Smart city pilots: scaling up or fading out?

We studied 12 smart city projects in Amsterdam, and –among other things- analysed their upscaling potential and dynamics. Here are some of our findings:

First, upscaling comes in various forms: rollout, expansion and replication. In roll-out, a technology or solution that was successfully tested and developed in the pilot project is commercialised/brought to the market (market roll-out), widely applied in an organisation (organisational roll-out), or rolled out across the city (city roll-out). Possibilities for rollout largely emerge from living-lab projects (such as Climate street and WeGo), where companies can test beta versions of new products/solutions. Expansion is the second type of upscaling.
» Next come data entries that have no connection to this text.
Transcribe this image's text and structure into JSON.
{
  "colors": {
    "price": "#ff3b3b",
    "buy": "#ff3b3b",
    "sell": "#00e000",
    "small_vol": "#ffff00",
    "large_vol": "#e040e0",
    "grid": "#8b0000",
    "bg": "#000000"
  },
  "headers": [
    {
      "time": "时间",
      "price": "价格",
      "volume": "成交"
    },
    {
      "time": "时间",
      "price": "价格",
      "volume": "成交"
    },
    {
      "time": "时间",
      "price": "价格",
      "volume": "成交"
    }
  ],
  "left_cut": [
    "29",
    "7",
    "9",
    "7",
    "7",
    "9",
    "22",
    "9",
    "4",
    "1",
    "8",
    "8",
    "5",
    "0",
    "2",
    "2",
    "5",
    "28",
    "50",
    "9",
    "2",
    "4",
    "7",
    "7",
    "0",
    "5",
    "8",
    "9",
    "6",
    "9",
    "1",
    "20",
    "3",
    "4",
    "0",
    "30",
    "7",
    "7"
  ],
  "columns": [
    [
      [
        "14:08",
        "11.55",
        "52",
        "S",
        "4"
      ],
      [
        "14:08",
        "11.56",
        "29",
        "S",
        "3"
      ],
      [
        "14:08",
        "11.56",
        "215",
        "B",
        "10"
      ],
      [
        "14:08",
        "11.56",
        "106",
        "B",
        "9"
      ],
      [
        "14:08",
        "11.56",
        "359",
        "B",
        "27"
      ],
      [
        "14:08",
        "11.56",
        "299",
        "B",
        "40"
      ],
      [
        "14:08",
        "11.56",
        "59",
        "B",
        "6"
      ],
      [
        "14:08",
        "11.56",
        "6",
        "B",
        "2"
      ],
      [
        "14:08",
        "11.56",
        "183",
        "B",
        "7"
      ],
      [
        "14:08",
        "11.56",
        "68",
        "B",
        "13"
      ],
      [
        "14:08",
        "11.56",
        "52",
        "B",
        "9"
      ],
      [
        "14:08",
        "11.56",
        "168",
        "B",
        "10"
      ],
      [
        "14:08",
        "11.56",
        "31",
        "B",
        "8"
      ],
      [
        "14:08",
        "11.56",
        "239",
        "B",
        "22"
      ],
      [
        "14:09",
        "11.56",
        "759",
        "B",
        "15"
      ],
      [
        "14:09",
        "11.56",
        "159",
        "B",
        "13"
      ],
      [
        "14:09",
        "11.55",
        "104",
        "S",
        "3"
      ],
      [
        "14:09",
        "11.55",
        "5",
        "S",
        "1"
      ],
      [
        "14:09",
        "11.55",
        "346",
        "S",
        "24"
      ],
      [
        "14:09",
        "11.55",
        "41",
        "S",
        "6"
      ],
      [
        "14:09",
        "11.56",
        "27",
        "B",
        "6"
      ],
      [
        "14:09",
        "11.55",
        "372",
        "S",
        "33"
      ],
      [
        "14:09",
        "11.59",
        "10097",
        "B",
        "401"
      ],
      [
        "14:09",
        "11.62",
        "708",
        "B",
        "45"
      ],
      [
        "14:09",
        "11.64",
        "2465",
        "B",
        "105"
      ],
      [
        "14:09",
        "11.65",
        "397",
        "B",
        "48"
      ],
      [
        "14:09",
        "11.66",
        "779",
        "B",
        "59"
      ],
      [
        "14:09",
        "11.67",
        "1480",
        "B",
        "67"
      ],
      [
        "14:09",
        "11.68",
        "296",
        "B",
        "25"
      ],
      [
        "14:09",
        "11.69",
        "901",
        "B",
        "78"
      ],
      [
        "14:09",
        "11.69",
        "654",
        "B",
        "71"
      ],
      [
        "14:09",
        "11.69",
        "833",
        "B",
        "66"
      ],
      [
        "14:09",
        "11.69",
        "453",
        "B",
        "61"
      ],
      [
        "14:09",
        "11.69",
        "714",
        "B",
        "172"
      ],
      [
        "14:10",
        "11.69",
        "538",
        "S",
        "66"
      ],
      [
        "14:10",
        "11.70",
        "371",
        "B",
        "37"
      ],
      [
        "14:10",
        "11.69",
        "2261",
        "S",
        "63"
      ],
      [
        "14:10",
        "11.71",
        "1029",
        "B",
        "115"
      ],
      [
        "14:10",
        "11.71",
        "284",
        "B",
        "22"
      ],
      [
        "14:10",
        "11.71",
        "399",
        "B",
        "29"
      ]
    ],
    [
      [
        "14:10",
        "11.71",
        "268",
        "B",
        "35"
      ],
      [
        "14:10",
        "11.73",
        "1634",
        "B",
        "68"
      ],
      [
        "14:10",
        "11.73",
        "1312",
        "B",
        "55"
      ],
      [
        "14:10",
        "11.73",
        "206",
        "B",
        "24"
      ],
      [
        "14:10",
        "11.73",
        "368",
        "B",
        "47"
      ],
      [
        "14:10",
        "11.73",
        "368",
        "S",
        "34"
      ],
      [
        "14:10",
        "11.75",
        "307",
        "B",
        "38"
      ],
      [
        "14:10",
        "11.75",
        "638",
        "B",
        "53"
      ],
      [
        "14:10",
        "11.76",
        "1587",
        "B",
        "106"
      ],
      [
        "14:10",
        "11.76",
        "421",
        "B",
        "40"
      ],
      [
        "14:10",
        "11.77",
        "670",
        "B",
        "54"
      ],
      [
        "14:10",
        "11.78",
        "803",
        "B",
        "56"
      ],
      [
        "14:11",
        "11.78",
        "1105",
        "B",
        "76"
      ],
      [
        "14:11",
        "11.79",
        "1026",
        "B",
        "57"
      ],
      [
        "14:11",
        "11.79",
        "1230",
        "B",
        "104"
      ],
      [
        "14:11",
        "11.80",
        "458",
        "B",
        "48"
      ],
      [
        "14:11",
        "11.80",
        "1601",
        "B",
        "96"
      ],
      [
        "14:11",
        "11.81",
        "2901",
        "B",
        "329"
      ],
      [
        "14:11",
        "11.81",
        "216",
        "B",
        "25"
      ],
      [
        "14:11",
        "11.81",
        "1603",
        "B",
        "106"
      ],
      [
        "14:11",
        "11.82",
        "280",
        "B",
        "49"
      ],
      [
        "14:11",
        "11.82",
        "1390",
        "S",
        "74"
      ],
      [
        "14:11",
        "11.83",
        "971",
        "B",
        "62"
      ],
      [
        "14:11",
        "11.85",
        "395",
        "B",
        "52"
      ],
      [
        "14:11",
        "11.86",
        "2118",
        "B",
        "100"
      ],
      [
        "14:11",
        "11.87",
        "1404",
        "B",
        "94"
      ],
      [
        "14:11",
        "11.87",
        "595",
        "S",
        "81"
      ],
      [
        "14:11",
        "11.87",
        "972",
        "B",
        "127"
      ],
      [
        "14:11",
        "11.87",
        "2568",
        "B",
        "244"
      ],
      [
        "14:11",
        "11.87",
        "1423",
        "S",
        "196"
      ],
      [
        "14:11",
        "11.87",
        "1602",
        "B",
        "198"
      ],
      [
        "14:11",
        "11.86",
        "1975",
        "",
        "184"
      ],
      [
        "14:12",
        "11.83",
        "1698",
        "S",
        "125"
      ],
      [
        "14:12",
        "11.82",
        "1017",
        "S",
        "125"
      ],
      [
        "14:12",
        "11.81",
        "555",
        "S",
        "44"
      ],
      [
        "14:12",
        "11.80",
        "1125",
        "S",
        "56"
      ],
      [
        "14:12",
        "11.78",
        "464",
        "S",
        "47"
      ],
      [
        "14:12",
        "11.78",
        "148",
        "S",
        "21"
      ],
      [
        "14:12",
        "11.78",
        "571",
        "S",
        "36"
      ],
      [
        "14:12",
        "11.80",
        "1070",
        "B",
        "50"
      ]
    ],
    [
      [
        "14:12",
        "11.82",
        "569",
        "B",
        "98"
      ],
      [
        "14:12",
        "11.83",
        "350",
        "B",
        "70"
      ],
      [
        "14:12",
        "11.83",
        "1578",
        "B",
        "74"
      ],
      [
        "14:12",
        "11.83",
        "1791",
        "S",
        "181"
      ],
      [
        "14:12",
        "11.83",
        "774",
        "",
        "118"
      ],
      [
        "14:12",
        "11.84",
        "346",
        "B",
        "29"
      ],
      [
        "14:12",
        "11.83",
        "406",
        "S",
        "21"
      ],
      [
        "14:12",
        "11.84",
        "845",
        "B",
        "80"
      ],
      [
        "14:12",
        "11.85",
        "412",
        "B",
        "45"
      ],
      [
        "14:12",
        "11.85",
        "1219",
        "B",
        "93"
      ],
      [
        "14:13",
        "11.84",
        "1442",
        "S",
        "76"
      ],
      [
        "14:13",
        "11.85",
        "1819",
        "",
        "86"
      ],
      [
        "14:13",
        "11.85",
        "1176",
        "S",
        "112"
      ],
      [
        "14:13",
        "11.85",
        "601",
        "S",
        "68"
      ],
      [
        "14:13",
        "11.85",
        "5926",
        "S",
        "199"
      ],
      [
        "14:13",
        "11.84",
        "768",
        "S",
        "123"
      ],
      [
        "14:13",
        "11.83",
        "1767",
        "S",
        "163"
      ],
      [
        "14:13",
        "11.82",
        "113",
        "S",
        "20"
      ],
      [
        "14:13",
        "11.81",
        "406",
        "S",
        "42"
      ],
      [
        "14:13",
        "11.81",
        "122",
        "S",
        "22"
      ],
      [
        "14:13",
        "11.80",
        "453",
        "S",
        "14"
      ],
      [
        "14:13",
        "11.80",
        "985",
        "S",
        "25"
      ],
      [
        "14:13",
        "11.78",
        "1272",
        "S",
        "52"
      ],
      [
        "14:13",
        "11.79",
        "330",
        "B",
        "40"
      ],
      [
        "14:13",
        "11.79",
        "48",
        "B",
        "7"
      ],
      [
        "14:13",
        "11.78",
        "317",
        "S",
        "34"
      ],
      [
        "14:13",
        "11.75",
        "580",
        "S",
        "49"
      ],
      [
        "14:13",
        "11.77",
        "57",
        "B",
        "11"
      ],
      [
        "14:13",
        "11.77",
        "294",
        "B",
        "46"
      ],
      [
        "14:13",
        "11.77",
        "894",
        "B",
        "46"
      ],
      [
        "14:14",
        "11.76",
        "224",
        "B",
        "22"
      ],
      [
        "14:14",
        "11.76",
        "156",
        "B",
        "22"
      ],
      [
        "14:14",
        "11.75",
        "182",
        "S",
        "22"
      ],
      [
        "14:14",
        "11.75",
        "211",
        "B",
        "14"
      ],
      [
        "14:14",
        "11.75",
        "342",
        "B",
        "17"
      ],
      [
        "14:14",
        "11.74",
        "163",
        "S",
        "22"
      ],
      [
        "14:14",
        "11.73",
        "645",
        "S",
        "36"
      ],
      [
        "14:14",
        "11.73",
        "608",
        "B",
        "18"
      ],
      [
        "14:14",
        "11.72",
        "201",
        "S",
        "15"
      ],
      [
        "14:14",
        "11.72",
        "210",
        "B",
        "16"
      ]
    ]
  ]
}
Here, the smart city pilot project is expanded by a) adding partners, b) extending the geographical area covered by the solution, or c) adding functionality. This type of upscaling applies to platform projects, for example smart cards for tourists, where the value of the solution grows with the number of participating organisations. Replication is the third and most problematic type of upscaling. Here, the solution that was developed in the pilot project is replicated elsewhere (another organisation, another part of the city, or another city). Replication can be done by the original pilot partnership but also by others, and the replication can be exact or by proxy. We found that the replication potential of projects is often limited because the project’s success is highly context-sensitive. Replication can also be complex because new contexts might often require the establishment of new partnerships. Possibilities for replication exist, though, at the level of working methods, specific technologies or tools, but variations among contexts should be taken into consideration.

Second, upscaling should be considered from the start of the pilot project and not solely at the end. Ask the following questions: What kind of upscaling is envisioned? What parts of the project will have potential for upscaling, and what partners do we need to scale up the project as desired?

Third, the scale-up stage is quite different from the pilot stage: it requires different people, competencies, organisational setups and funding mechanisms. Thus, pilot project must be well connected to the parent organisations, else it becomes a “sandbox” that will stay a sandbox.

Finally, “scaling” is not a holy grail. There is nothing wrong when pilot projects fail, as long as
the lessons are lessons learned for new projects, and shared with others. Cities should do more to facilitate learning between their smart city projects, to learn and innovate faster.

(With a team of five researchers of the Amsterdam University of Applied Sciences (AUAS/HvA) we systematically analysed several smart city projects in Amsterdam. This post includes one of the key insights into the management of smart city projects. The report with all our findings will be published next week on the online platform Amsterdam Smart City).